Consider Masculine and Feminine Adjectives

Some gender-biased words are not as obvious as “he/him” and “she/her.” In a recruitment ad, there are many biased words that may not be overt in their tone. “Community” and “sympathetic” are considered feminine attributes and descriptors in a recruitment ad, while “results-driven,” “dominant” and “leader” are considered masculine descriptors. These words also dig up longstanding biases about who is likely to be “dominant” in the job setting or who may be focused on building a “community.” When using these types of words, managers and human resources staff will need to use a mixture of masculine and feminine attributes to maintain neutrality in the recruitment ad.

Stick with Descriptions of Behaviors

When writing a recruitment ad, human resources staff and managers should focus on writing expectations related to the behaviors of workers rather than the attributes of workers. Try writing the gender-neutral, behavior-oriented “ability to collaborate effectively” rather than the gender-biased “people person” or “team leader.”

Tracking Candidate Source Data and Measuring Cost Per Applicant and Cost Per Hire to Determine ROI


image_30Measuring the cost per applicant and cost per hire helps human resources departments determine the cost-effectiveness of their candidate recruitment strategies. This candidate data can be gleaned through a variety of methods. Once the statistics have been compiled, managers and human resources staff can then evaluate whether they’re getting their money’s worth, what strategies proved too costly and which efforts can be expanded upon.

Collection of Candidate Source Data

Begin by automating the candidate source data.
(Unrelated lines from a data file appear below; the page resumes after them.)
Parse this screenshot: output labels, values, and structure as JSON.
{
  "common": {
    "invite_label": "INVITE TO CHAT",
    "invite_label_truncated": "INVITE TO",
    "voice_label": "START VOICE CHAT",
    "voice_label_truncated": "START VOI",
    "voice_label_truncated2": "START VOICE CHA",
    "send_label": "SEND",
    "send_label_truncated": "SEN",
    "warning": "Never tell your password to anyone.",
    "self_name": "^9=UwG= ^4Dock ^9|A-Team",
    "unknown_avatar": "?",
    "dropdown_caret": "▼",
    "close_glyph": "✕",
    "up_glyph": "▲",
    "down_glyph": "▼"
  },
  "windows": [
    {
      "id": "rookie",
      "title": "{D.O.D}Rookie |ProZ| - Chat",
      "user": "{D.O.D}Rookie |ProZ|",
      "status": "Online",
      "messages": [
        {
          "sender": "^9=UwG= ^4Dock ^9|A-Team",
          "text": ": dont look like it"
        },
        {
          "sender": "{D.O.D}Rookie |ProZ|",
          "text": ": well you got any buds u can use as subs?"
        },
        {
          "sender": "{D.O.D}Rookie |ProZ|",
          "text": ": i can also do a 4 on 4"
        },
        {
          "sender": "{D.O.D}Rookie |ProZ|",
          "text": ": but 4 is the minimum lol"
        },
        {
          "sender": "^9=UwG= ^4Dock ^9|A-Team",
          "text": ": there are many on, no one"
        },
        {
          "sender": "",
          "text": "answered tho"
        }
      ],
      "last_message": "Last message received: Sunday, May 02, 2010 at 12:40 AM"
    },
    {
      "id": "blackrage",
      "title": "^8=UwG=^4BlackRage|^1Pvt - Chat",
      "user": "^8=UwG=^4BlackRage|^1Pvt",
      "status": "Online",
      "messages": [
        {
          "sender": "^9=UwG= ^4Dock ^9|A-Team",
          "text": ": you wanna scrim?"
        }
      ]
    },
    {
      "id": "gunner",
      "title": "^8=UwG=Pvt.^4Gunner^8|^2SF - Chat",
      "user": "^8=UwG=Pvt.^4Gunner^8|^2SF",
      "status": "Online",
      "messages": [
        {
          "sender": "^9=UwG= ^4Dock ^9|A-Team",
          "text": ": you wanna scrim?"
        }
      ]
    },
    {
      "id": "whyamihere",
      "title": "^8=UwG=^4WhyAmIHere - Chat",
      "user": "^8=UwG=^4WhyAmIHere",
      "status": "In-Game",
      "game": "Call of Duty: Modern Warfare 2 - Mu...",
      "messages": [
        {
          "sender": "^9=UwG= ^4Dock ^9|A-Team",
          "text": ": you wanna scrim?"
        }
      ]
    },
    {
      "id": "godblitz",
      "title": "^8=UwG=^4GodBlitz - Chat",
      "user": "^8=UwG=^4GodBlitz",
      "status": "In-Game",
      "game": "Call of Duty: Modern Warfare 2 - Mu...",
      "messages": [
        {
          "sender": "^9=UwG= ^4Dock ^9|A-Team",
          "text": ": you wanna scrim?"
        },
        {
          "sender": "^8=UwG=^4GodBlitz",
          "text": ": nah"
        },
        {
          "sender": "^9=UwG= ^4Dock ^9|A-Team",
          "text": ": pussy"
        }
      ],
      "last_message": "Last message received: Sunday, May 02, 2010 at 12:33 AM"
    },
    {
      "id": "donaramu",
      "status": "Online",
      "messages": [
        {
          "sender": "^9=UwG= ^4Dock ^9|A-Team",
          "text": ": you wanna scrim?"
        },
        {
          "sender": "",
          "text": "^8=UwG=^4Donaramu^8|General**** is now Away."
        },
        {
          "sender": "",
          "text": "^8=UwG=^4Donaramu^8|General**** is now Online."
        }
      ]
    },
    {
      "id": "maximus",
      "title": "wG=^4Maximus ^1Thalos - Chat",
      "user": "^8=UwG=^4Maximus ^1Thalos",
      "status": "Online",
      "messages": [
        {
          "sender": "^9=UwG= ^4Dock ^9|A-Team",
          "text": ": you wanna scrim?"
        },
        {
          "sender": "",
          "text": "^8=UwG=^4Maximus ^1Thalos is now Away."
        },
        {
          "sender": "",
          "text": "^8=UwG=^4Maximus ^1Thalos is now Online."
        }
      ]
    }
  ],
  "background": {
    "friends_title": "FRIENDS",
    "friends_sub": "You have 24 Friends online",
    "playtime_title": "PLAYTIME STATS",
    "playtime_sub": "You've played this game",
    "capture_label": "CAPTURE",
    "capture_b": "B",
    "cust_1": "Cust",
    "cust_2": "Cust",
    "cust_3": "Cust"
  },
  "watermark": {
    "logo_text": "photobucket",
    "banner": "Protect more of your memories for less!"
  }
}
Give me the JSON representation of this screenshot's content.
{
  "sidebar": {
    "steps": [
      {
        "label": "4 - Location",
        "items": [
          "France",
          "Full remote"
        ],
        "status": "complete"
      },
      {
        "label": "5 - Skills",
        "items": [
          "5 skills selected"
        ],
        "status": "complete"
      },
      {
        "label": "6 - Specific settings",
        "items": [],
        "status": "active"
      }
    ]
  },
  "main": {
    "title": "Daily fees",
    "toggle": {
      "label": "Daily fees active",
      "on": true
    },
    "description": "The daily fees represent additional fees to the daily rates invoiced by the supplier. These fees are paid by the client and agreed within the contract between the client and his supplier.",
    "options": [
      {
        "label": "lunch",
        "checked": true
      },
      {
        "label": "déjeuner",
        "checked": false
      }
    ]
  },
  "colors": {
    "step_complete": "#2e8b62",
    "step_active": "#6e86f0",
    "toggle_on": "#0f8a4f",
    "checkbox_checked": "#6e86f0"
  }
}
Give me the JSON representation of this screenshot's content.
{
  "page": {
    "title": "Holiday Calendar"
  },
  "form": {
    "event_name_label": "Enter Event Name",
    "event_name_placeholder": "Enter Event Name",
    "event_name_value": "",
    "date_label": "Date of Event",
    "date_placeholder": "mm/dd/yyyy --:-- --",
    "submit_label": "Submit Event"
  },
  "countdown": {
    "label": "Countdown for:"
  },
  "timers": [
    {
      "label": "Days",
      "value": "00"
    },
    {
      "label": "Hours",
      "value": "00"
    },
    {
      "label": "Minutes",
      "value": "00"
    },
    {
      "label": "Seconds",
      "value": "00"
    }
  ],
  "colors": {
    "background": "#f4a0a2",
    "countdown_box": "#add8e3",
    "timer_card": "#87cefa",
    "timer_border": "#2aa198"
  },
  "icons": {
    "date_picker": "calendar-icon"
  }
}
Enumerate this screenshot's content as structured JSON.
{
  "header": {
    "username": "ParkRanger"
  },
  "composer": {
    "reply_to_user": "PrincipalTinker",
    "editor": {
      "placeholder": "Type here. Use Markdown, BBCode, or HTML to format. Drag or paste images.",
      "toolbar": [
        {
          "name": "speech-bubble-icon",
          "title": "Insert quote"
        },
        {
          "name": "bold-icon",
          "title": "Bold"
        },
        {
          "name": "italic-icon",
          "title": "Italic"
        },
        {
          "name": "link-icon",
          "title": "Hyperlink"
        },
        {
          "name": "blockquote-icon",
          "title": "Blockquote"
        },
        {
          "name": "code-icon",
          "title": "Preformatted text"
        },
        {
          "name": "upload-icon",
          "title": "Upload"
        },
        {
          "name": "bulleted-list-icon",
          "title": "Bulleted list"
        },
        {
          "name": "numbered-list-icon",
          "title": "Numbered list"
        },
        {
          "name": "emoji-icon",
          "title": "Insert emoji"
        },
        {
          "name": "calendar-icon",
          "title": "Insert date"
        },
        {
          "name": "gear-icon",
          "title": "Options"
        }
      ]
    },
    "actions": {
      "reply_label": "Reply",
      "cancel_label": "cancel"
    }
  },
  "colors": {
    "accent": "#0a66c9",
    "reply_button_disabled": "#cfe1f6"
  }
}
This can be done within the human resources information technology (IT) department. An applicant tracking system can be implemented by the IT department and used to track basic data for each applicant, such as the source of his or her application or the website where the recruitment ad was placed. This data can then be analyzed by the human resources staff to determine the frequency of applicants from each source.

Data Analysis

Once reliable candidate source data has been gathered, managers can then begin calculating cost per applicant and per hire to determine the ROI. Use the automated program to run reports for “applicants by source” and “hires by source.” Other reports to run include raw applicant and hire volume. Compare these against the costs and fees charged by each source. Factors such as the hours spent by each human resources staff member or hiring manager may be difficult to calculate; however, these also add to the cost per applicant and per hire. Now, you know which of your recruitment ads and methods have produced the greatest ROI.

Making Adjustments

Knowing your ROI for each applicant and hire source allows you to make adjustments as needed. Because recruitment budgets may change on a quarterly or annual basis, you may need to adjust your recruitment media and marketing on a similar schedule. Once you have identified which source or sources are giving your organization the best ROI, you can focus your budget and contracts there. You’ll also have the data to show different recruitment websites and venues so that you can get better ad placement or more services for your employee recruitment budget.